How many of the lines below have "amount" in them? Say the number and nothing more.

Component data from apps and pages
━━━━━━━━━━
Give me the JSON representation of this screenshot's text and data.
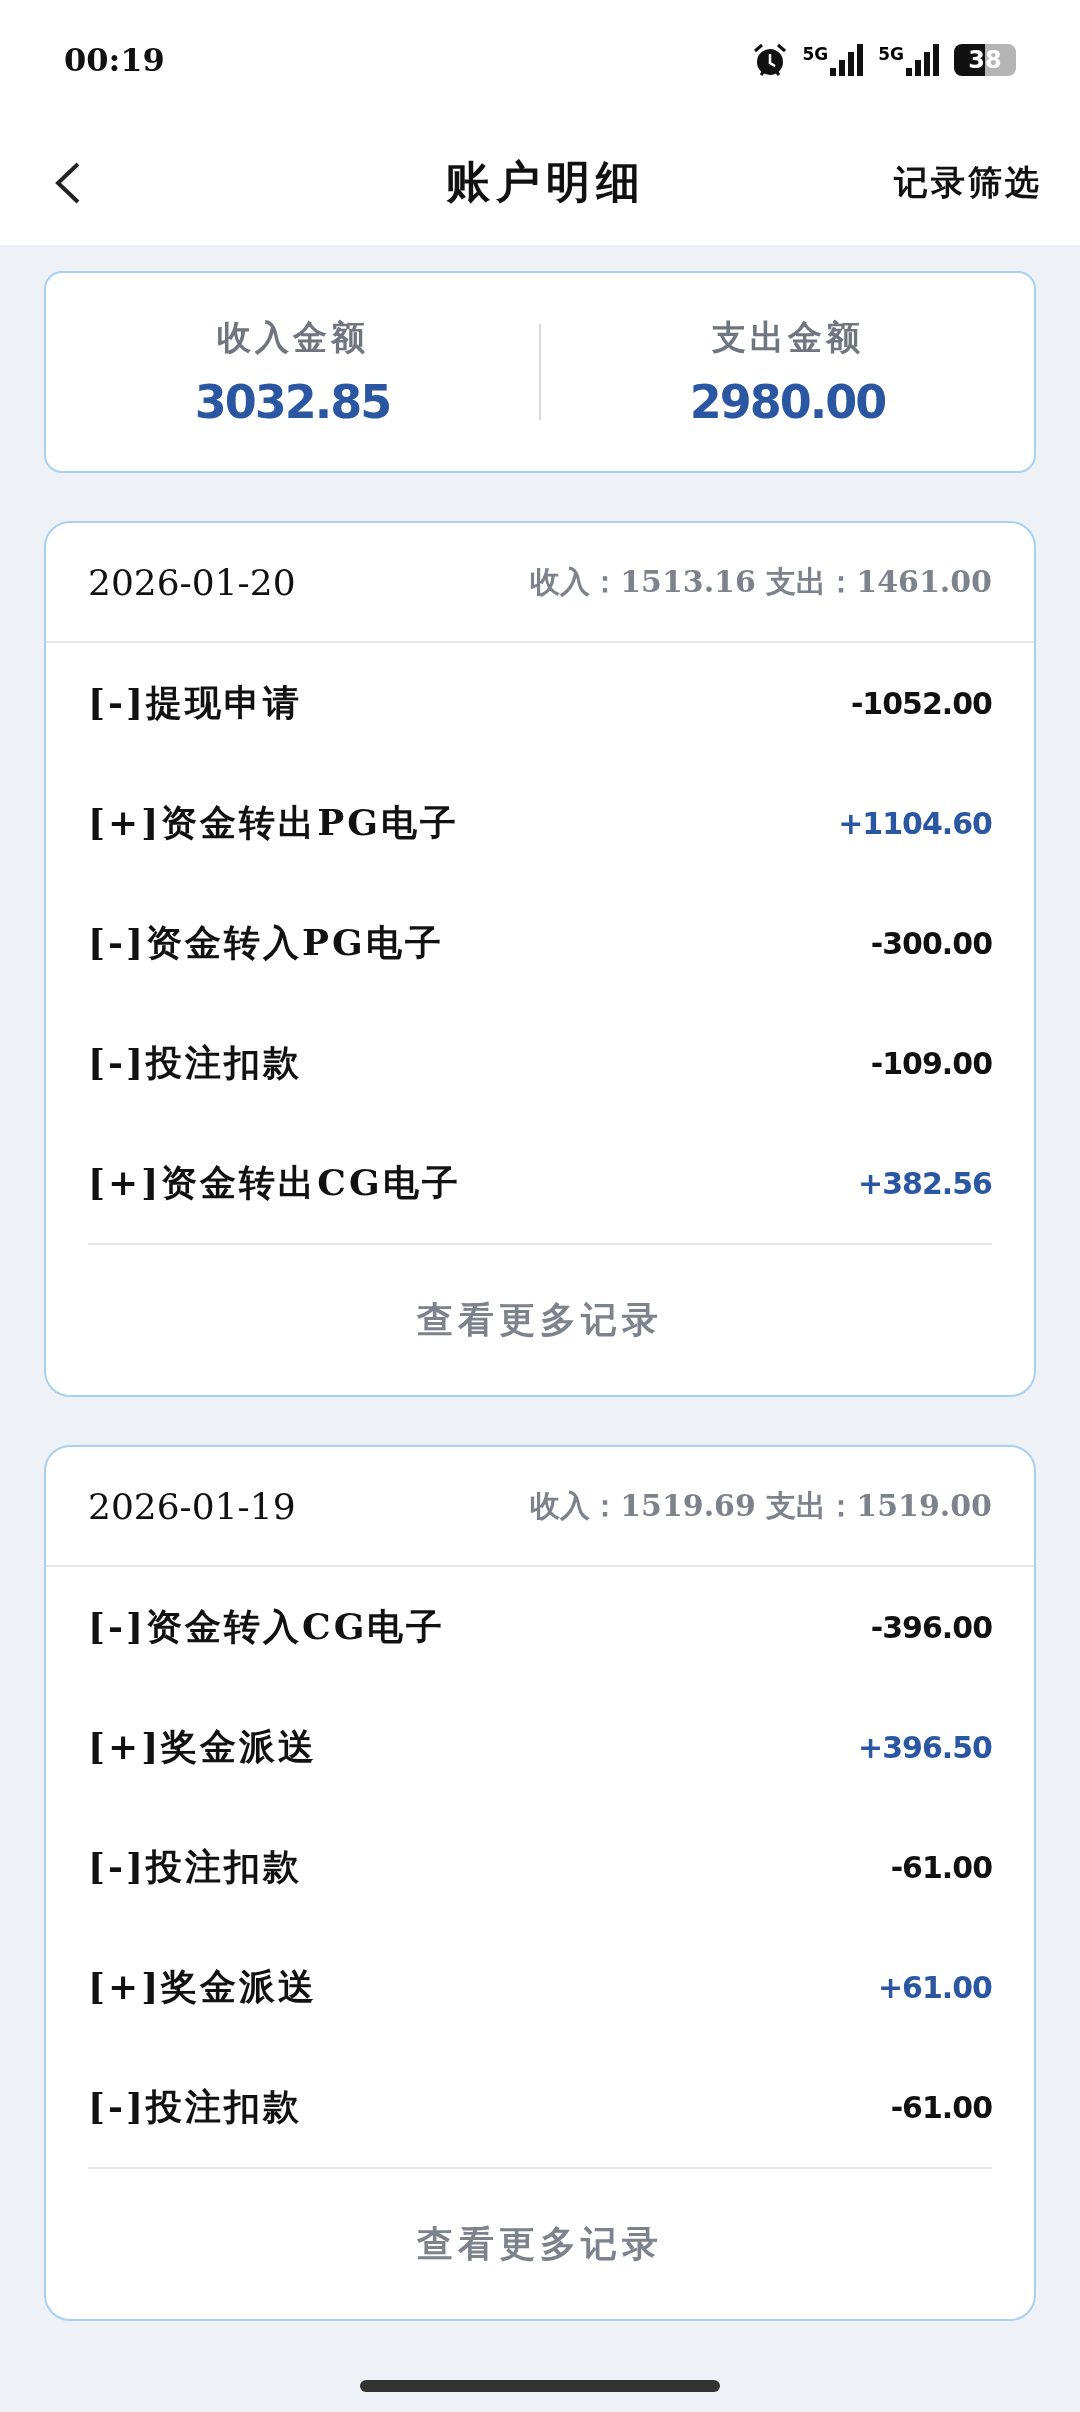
{
  "status_bar": {
    "time": "00:19",
    "network_1": "5G",
    "network_2": "5G",
    "battery": "38"
  },
  "header": {
    "title": "账户明细",
    "action": "记录筛选"
  },
  "summary": [
    {
      "label": "收入金额",
      "value": "3032.85"
    },
    {
      "label": "支出金额",
      "value": "2980.00"
    }
  ],
  "days": [
    {
      "date": "2026-01-20",
      "totals": "收入：1513.16 支出：1461.00",
      "more": "查看更多记录",
      "records": [
        {
          "label": "[-]提现申请",
          "amount": "-1052.00",
          "kind": "expense"
        },
        {
          "label": "[+]资金转出PG电子",
          "amount": "+1104.60",
          "kind": "income"
        },
        {
          "label": "[-]资金转入PG电子",
          "amount": "-300.00",
          "kind": "expense"
        },
        {
          "label": "[-]投注扣款",
          "amount": "-109.00",
          "kind": "expense"
        },
        {
          "label": "[+]资金转出CG电子",
          "amount": "+382.56",
          "kind": "income"
        }
      ]
    },
    {
      "date": "2026-01-19",
      "totals": "收入：1519.69 支出：1519.00",
      "more": "查看更多记录",
      "records": [
        {
          "label": "[-]资金转入CG电子",
          "amount": "-396.00",
          "kind": "expense"
        },
        {
          "label": "[+]奖金派送",
          "amount": "+396.50",
          "kind": "income"
        },
        {
          "label": "[-]投注扣款",
          "amount": "-61.00",
          "kind": "expense"
        },
        {
          "label": "[+]奖金派送",
          "amount": "+61.00",
          "kind": "income"
        },
        {
          "label": "[-]投注扣款",
          "amount": "-61.00",
          "kind": "expense"
        }
      ]
    }
  ]
}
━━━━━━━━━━
#### REPLY:
10